Ah, but you can’t talk about “Kind of Blue” without talking about the way it was recorded. No written pieces of music, just basic sketches. Other than “Flamenco Sketches,” each song is a first take and is the first time the group had played the songs straight through from beginning to end. (And, if you get the remastered version, the alternate take of “Flamenco Sketches” is the first time that one had been played through.)
In short, this is improvisational jazz in its purest form; stripped bare and devoid of any pretense. It’s freedom of expression within a shared framework of rules about the boundaries within which that freedom of expression needed to play.
And, what made all that work was the modal form. Not being constrained to playing within the harmonic structure of a few chords left room for wandering in ways that more traditional forms of jazz had not allowed.
It was both evolutionary and revolutionary. For years, jazz musicians, led by Dizzy Gillespie and Charlie Parker, had been pushing at the boundaries of chord-based harmonic structures, making effective use of things like the tritone substitution. “Kind of Blue,” broke through the boundaries of chord-based harmonic structure by disregarding the chords almost entirely; favoring, instead, a focus on the key signatures and the scales permitted by those key signatures.
As with most brilliant works of art, “Kind of Blue” broke the rules, and, in the process, created a whole new set of rules for making jazz.
I suspect that you had the first release Columbia CS 8163 recorded in 1959 in which side one of the original record was running 1 1/4% too slow during the recording session. Find the newer release on two 180 gram LPs with improved vinyl composition in which side one is remastered as we have always known it. side 3 presents the first 3 songs at the correct pitch for the first time. Side 4 presents Flanenco Sketches transfered at 45 rpm which increases playback fidelity. This release on Classic Records is Columbia (Classic) CS 8163. This set also blows the CD away (and the original release) in terms of fidelity, resolution, presence, etc.

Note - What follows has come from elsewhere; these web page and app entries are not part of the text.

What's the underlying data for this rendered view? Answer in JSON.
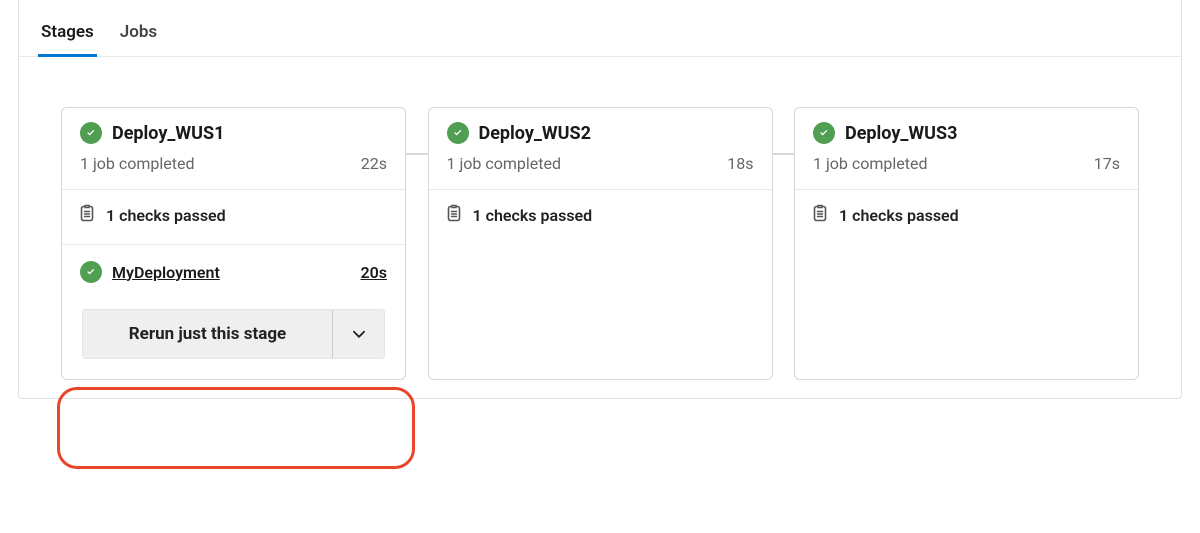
{
  "tabs": {
    "stages": "Stages",
    "jobs": "Jobs"
  },
  "stages": [
    {
      "name": "Deploy_WUS1",
      "status_text": "1 job completed",
      "duration": "22s",
      "checks_text": "1 checks passed",
      "expanded": true,
      "job": {
        "name": "MyDeployment",
        "duration": "20s"
      },
      "rerun_label": "Rerun just this stage"
    },
    {
      "name": "Deploy_WUS2",
      "status_text": "1 job completed",
      "duration": "18s",
      "checks_text": "1 checks passed"
    },
    {
      "name": "Deploy_WUS3",
      "status_text": "1 job completed",
      "duration": "17s",
      "checks_text": "1 checks passed"
    }
  ]
}
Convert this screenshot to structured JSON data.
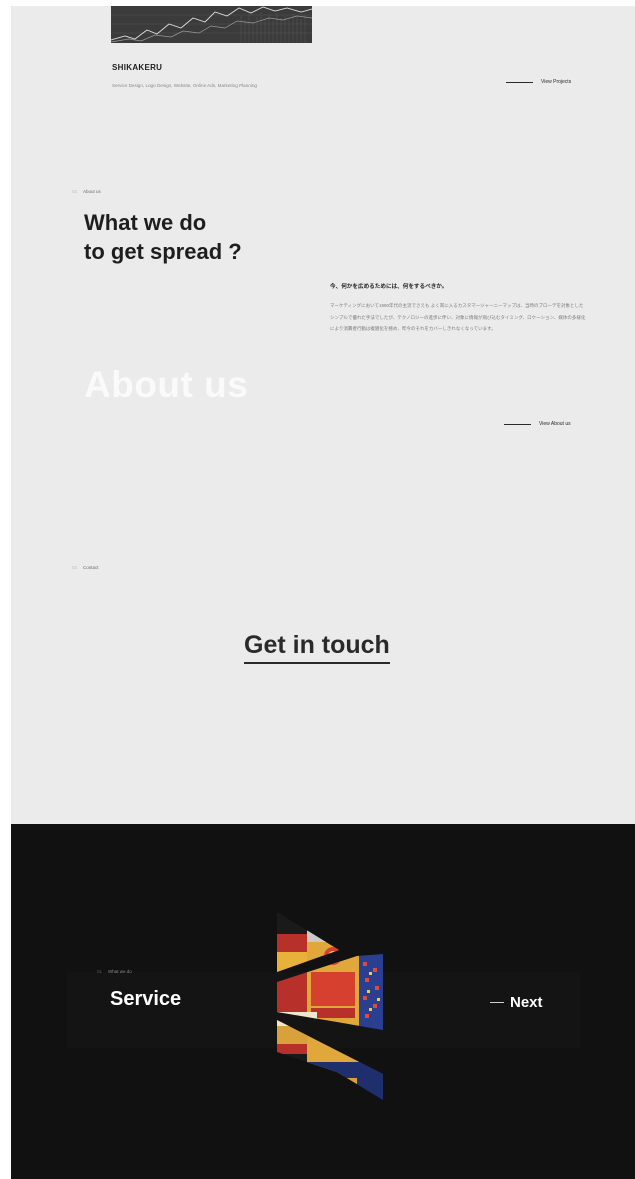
{
  "project": {
    "title": "SHIKAKERU",
    "tags": "Service Design, Logo Design, Website, Online Ads, Marketing Planning",
    "view_projects": "View Projects"
  },
  "about": {
    "num": "02",
    "label": "About us",
    "heading_line1": "What we do",
    "heading_line2": "to get spread ?",
    "jp_title": "今、何かを広めるためには、何をするべきか。",
    "jp_body": "マーケティングにおいて1990年代の主流でさえも よく耳に入るカスタマージャーニーマップは、当時のブローデを対象としたシンプルで優れた手法でしたが、テクノロジーの進歩に伴い、対象に情報が飛び込むタイミング、ロケーション、媒体の多様化により消費者行動は複雑化を極め、昨今のそれをカバーしきれなくなっています。",
    "watermark": "About us",
    "view_about": "View About us"
  },
  "contact": {
    "num": "03",
    "label": "Contact",
    "cta": "Get in touch"
  },
  "service": {
    "num": "01",
    "label": "What we do",
    "title": "Service",
    "next": "Next"
  }
}
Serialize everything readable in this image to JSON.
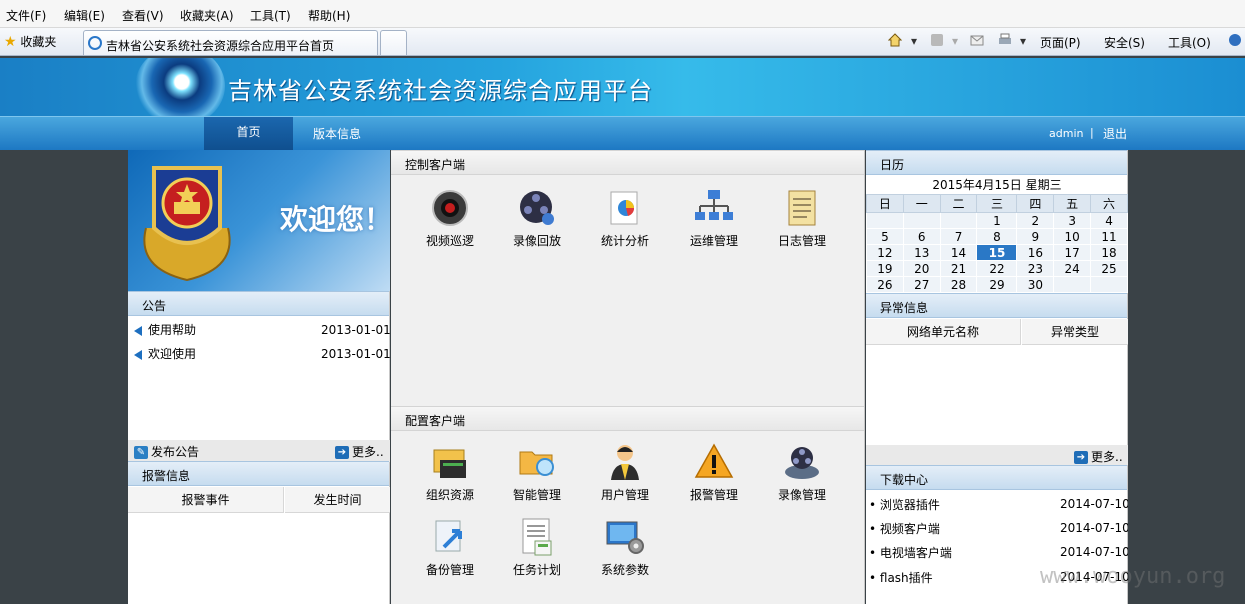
{
  "browser": {
    "menus": [
      "文件(F)",
      "编辑(E)",
      "查看(V)",
      "收藏夹(A)",
      "工具(T)",
      "帮助(H)"
    ],
    "favorites": "收藏夹",
    "tab_title": "吉林省公安系统社会资源综合应用平台首页",
    "cmd_page": "页面(P)",
    "cmd_safety": "安全(S)",
    "cmd_tools": "工具(O)"
  },
  "header": {
    "title": "吉林省公安系统社会资源综合应用平台",
    "nav_home": "首页",
    "nav_version": "版本信息",
    "user": "admin",
    "separator": "|",
    "logout": "退出"
  },
  "left": {
    "welcome": "欢迎您！",
    "notice_title": "公告",
    "notices": [
      {
        "title": "使用帮助",
        "date": "2013-01-01"
      },
      {
        "title": "欢迎使用",
        "date": "2013-01-01"
      }
    ],
    "publish": "发布公告",
    "more": "更多..",
    "alarm_title": "报警信息",
    "alarm_cols": [
      "报警事件",
      "发生时间"
    ]
  },
  "center": {
    "control_title": "控制客户端",
    "control_apps": [
      {
        "label": "视频巡逻",
        "icon": "camera-icon"
      },
      {
        "label": "录像回放",
        "icon": "film-reel-icon"
      },
      {
        "label": "统计分析",
        "icon": "pie-chart-icon"
      },
      {
        "label": "运维管理",
        "icon": "network-icon"
      },
      {
        "label": "日志管理",
        "icon": "notepad-icon"
      }
    ],
    "config_title": "配置客户端",
    "config_apps": [
      {
        "label": "组织资源",
        "icon": "folder-stack-icon"
      },
      {
        "label": "智能管理",
        "icon": "folder-search-icon"
      },
      {
        "label": "用户管理",
        "icon": "user-icon"
      },
      {
        "label": "报警管理",
        "icon": "warning-icon"
      },
      {
        "label": "录像管理",
        "icon": "video-manage-icon"
      },
      {
        "label": "备份管理",
        "icon": "backup-icon"
      },
      {
        "label": "任务计划",
        "icon": "task-list-icon"
      },
      {
        "label": "系统参数",
        "icon": "monitor-gear-icon"
      }
    ]
  },
  "right": {
    "calendar_title": "日历",
    "calendar_caption": "2015年4月15日  星期三",
    "weekdays": [
      "日",
      "一",
      "二",
      "三",
      "四",
      "五",
      "六"
    ],
    "weeks": [
      [
        "",
        "",
        "",
        "1",
        "2",
        "3",
        "4"
      ],
      [
        "5",
        "6",
        "7",
        "8",
        "9",
        "10",
        "11"
      ],
      [
        "12",
        "13",
        "14",
        "15",
        "16",
        "17",
        "18"
      ],
      [
        "19",
        "20",
        "21",
        "22",
        "23",
        "24",
        "25"
      ],
      [
        "26",
        "27",
        "28",
        "29",
        "30",
        "",
        ""
      ]
    ],
    "today": "15",
    "abnormal_title": "异常信息",
    "abnormal_cols": [
      "网络单元名称",
      "异常类型"
    ],
    "more": "更多..",
    "download_title": "下载中心",
    "downloads": [
      {
        "name": "• 浏览器插件",
        "date": "2014-07-10"
      },
      {
        "name": "• 视频客户端",
        "date": "2014-07-10"
      },
      {
        "name": "• 电视墙客户端",
        "date": "2014-07-10"
      },
      {
        "name": "• flash插件",
        "date": "2014-07-10"
      }
    ]
  },
  "watermark": "www.wooyun.org"
}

well, I also really like Relaxing – Miles Quintet, and Miles’ Round About Midnight.
One of my all time favorites is Volume I of The Jazz Messengers At The Cafe Bohemia (which later became a “wise guy” after hours joint after its jazz days ended).

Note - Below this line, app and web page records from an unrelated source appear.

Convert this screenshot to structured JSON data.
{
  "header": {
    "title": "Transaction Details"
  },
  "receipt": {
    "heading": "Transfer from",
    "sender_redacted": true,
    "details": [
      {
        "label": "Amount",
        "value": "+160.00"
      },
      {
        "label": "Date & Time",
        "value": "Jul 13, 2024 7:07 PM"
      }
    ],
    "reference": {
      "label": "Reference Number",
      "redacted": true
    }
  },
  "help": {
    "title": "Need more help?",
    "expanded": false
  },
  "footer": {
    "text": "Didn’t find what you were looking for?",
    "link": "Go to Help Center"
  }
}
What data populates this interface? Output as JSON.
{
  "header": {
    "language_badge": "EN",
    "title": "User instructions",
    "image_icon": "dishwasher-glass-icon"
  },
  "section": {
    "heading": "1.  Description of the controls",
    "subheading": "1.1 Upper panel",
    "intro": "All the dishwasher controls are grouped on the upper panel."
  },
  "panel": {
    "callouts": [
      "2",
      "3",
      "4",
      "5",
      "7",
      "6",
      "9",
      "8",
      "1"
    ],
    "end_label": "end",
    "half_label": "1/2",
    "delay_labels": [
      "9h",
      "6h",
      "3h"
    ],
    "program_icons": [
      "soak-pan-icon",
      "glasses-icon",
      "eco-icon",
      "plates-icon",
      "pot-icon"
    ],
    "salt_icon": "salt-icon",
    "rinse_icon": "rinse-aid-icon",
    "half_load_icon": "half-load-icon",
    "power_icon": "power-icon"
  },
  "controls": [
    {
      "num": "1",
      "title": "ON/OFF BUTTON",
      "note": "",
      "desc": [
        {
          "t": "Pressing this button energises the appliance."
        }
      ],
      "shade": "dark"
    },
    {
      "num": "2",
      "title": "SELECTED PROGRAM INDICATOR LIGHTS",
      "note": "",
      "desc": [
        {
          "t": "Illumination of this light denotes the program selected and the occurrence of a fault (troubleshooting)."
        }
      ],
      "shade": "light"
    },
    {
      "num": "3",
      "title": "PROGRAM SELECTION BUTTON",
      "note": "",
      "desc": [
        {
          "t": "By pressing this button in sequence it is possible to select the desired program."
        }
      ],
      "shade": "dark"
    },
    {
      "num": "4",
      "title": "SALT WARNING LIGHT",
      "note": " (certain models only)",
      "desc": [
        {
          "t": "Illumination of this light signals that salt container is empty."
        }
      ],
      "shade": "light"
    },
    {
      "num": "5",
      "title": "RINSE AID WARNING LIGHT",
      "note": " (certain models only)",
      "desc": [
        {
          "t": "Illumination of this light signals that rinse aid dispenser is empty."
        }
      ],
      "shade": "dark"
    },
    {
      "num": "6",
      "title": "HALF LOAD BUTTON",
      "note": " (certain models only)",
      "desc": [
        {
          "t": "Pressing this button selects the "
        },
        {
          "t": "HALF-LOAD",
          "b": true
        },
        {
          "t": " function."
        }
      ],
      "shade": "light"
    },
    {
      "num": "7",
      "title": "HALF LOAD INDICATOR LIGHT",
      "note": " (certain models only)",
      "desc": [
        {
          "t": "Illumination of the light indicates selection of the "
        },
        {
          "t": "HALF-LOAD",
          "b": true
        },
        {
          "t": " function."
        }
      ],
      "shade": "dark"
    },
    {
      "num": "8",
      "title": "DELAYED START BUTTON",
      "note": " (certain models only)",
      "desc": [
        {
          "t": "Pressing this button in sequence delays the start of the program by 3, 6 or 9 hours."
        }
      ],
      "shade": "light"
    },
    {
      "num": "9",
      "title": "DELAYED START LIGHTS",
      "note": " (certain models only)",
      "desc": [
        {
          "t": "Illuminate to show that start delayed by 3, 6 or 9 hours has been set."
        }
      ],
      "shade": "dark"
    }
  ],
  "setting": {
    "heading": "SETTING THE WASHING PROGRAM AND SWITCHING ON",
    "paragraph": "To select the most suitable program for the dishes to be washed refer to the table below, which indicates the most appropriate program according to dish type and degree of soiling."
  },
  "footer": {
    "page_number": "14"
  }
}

My SACD disc just finished last track 10 minutes ago. The SACD version is very clean for 1959 recording, couldn’t tell it was old without better audio hardware. The surround mix is very subtle, almost no surround. Yes, Rob Dawg, agree about the depth/length.

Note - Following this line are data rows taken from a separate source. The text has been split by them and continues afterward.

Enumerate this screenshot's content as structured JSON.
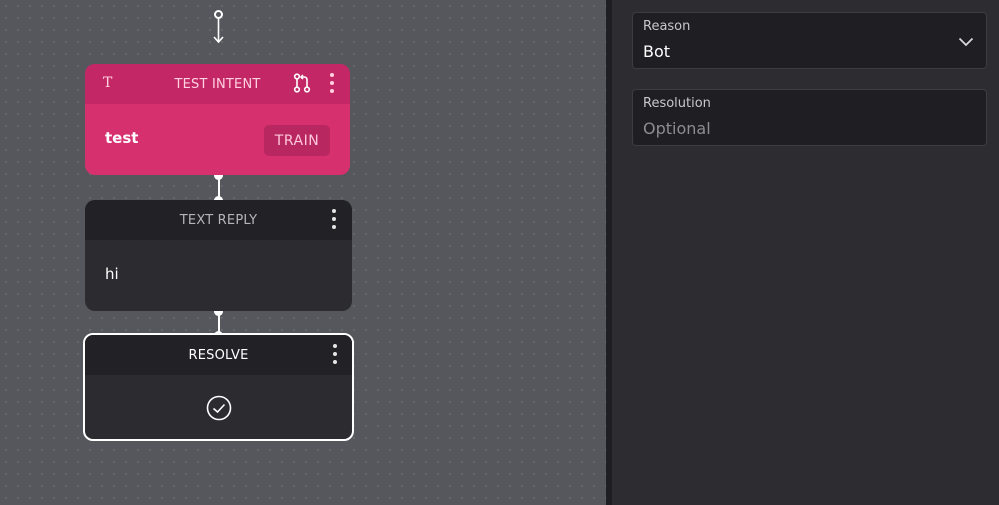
{
  "flow": {
    "intent_card": {
      "type_glyph": "T",
      "title": "TEST INTENT",
      "phrase": "test",
      "train_label": "TRAIN",
      "accent": "#d6306f"
    },
    "reply_card": {
      "title": "TEXT REPLY",
      "message": "hi"
    },
    "resolve_card": {
      "title": "RESOLVE"
    }
  },
  "panel": {
    "reason": {
      "label": "Reason",
      "value": "Bot"
    },
    "resolution": {
      "label": "Resolution",
      "placeholder": "Optional"
    }
  },
  "icons": [
    "branch-icon",
    "kebab-menu-icon",
    "checkmark-circle-icon",
    "chevron-down-icon",
    "arrow-down-icon"
  ]
}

Great stuff, Barry.
A nice precursor to “Kind of Blue” is “Milestones,” which was released a year earlier in 1958. It’s not as moody as the later record, and in general is a bit more uptempo. The personnel includes Davis, Adderly, and Coltrane along with Paul Chambers on base, Red Garland on piana, and Philly Joe Jones on drums.
I’d also suggest taking a listen to any one of the recordings by the late-60s Davis ensembles with Wayne Shorter, Herbie Hancock, Ron Carter, and Tony Williams. This group was with Davis during the transition from all-acoustic instruments to the incorporation of electric versions that was so notable on “Bitches Brew.” “Miles Smiles” is an example of the all-acoustic lineup; “Filles de Kilimanjaro” includes some electric work on a couple of tracks, with Chick Corea and Dave Holland on electric piano and electric bass replacing Hancock and Carter on a couple of tracks on “Filles.”
Hitting a lot of high notes here. Miles, the somewhat overlooked Cannonball Adderley, and the Jazz Messengers – I was a big Jackie McLean fan back in those days. Im sure Bill Evans never forgot working on this album.
Jackie McLean, Kenny Dorham, the Turrentine brothers (in their earlier days) were all great favorites of mine. I remember sitting in Slugs, nursing a skunky beer while listening to Kenny and friends “woodshedding”, before it became a bona fide music venue.
I’ll always have a fond place in my heart for “Kind of Blue.” I had the nurses queue it up for me after my heart surgery. It was what I woke up to.
I appreciate your comments about a great album and was motivated to listen to “Kind of Blue” after reading your review.